WHAT IS EXPECTED: How many lines in the data below include the word "glyph"? State the number alone.

Extracted data entries:
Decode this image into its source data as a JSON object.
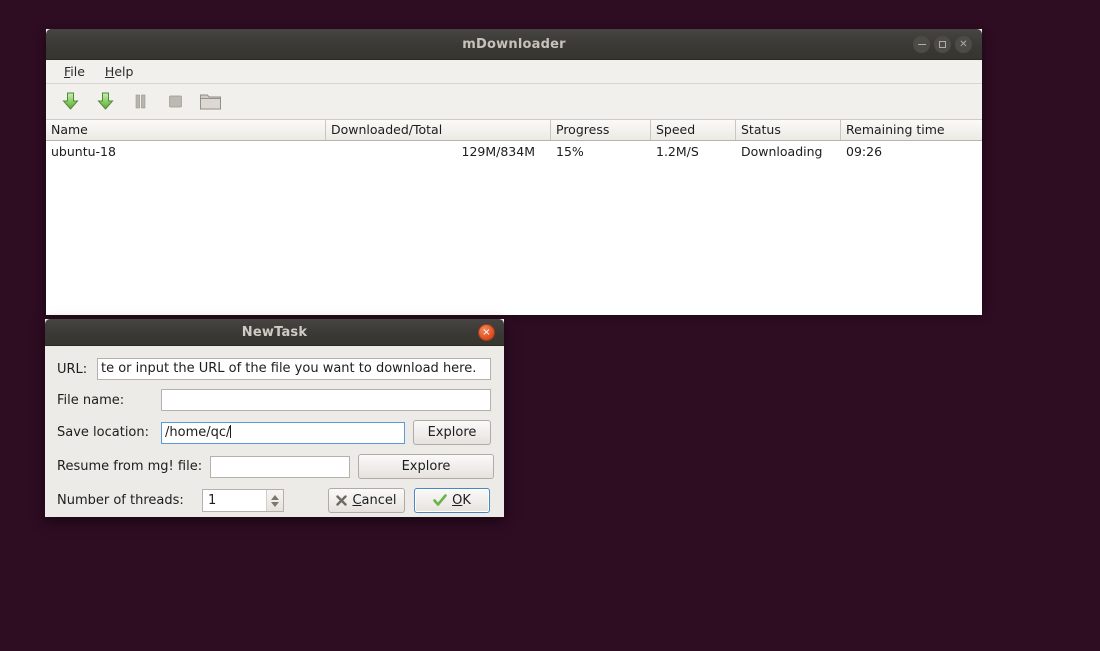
{
  "desktop": {
    "background": "#2e0c22"
  },
  "main_window": {
    "title": "mDownloader",
    "window_buttons": [
      {
        "name": "minimize",
        "glyph": "minimize-icon"
      },
      {
        "name": "maximize",
        "glyph": "maximize-icon"
      },
      {
        "name": "close",
        "glyph": "close-icon"
      }
    ],
    "menu": [
      {
        "label": "File",
        "accel": "F"
      },
      {
        "label": "Help",
        "accel": "H"
      }
    ],
    "toolbar": [
      {
        "name": "new-download-icon",
        "tip": "New download"
      },
      {
        "name": "start-download-icon",
        "tip": "Start download"
      },
      {
        "name": "pause-icon",
        "tip": "Pause"
      },
      {
        "name": "stop-icon",
        "tip": "Stop"
      },
      {
        "name": "open-folder-icon",
        "tip": "Open folder"
      }
    ],
    "table": {
      "columns": [
        "Name",
        "Downloaded/Total",
        "Progress",
        "Speed",
        "Status",
        "Remaining time"
      ],
      "rows": [
        {
          "name": "ubuntu-18",
          "downloaded_total": "129M/834M",
          "progress": "15%",
          "speed": "1.2M/S",
          "status": "Downloading",
          "remaining_time": "09:26"
        }
      ]
    }
  },
  "dialog": {
    "title": "NewTask",
    "close_label": "×",
    "fields": {
      "url": {
        "label": "URL:",
        "value": "te or input the URL of the file you want to download here.",
        "placeholder": "Paste or input the URL of the file you want to download here."
      },
      "file_name": {
        "label": "File name:",
        "value": "",
        "placeholder": ""
      },
      "save_location": {
        "label": "Save location:",
        "value": "/home/qc/",
        "placeholder": ""
      },
      "resume_file": {
        "label": "Resume from mg! file:",
        "value": "",
        "placeholder": ""
      },
      "threads": {
        "label": "Number of threads:",
        "value": "1"
      }
    },
    "buttons": {
      "explore_save": "Explore",
      "explore_resume": "Explore",
      "cancel": "Cancel",
      "cancel_accel": "C",
      "ok": "OK",
      "ok_accel": "O"
    }
  }
}
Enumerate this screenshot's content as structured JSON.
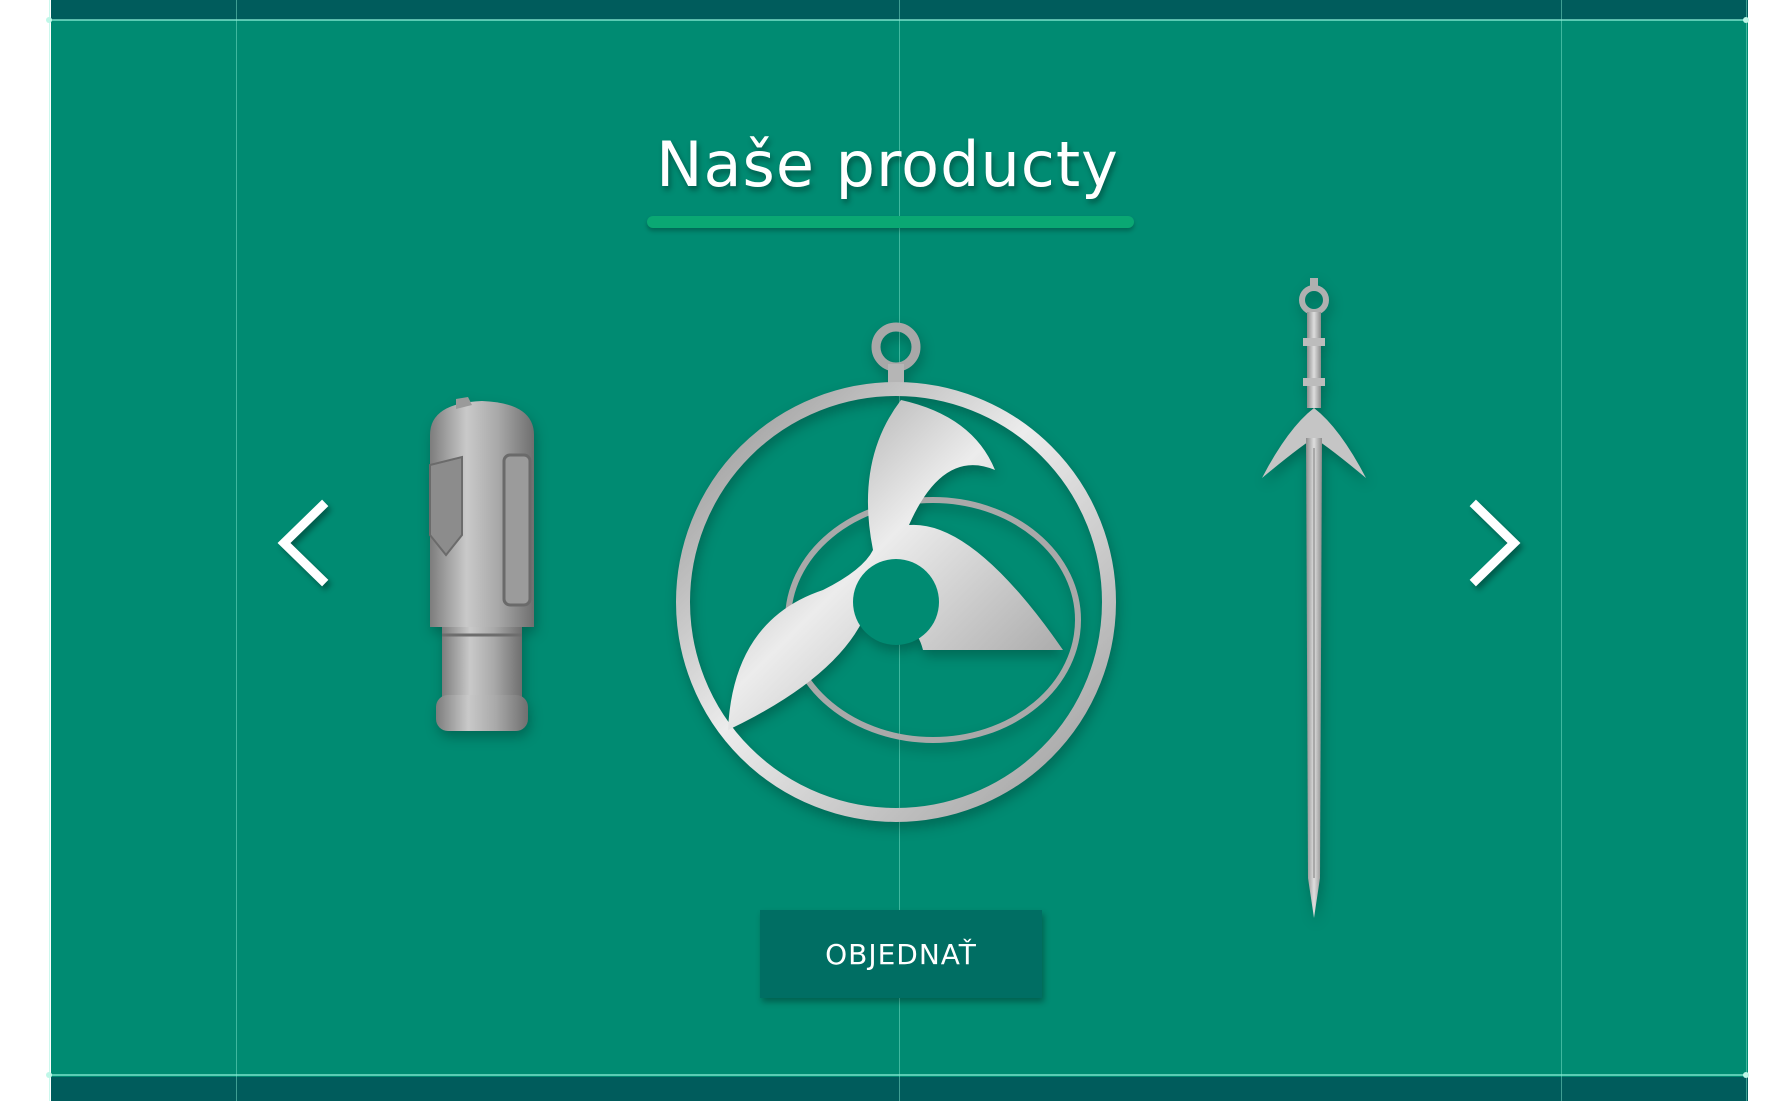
{
  "section": {
    "title": "Naše producty",
    "order_button_label": "OBJEDNAŤ"
  },
  "carousel": {
    "prev_icon": "chevron-left-icon",
    "next_icon": "chevron-right-icon",
    "items": [
      {
        "name": "cylinder-product"
      },
      {
        "name": "pendant-product"
      },
      {
        "name": "sword-product"
      }
    ]
  },
  "colors": {
    "section_background": "#008b72",
    "strip": "#005c5c",
    "underline": "#0aa873",
    "button": "#006e63",
    "text": "#ffffff"
  }
}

ANSWER FOR THIS EXERCISE: 3